» Supplied entries:
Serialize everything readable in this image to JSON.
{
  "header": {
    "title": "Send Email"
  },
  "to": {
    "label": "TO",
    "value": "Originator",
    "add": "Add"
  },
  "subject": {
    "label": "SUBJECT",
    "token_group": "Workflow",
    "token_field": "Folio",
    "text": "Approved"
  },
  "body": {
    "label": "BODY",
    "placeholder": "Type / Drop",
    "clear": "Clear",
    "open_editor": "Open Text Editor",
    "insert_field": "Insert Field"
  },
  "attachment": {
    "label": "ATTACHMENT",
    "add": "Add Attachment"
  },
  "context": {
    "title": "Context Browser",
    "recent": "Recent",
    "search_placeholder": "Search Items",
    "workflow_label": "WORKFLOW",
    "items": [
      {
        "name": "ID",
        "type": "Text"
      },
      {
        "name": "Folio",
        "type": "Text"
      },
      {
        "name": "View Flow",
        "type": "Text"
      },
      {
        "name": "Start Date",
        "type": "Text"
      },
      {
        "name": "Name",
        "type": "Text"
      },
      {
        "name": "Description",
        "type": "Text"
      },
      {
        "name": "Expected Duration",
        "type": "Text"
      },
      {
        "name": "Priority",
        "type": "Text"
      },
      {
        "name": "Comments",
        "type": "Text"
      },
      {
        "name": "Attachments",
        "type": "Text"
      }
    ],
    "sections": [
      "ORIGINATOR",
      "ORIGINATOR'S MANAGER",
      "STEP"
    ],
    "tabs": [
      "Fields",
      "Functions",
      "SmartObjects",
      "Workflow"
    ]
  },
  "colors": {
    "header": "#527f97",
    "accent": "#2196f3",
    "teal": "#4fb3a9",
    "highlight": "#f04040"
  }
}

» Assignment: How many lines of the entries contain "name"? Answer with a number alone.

» Reply to the exercise: 10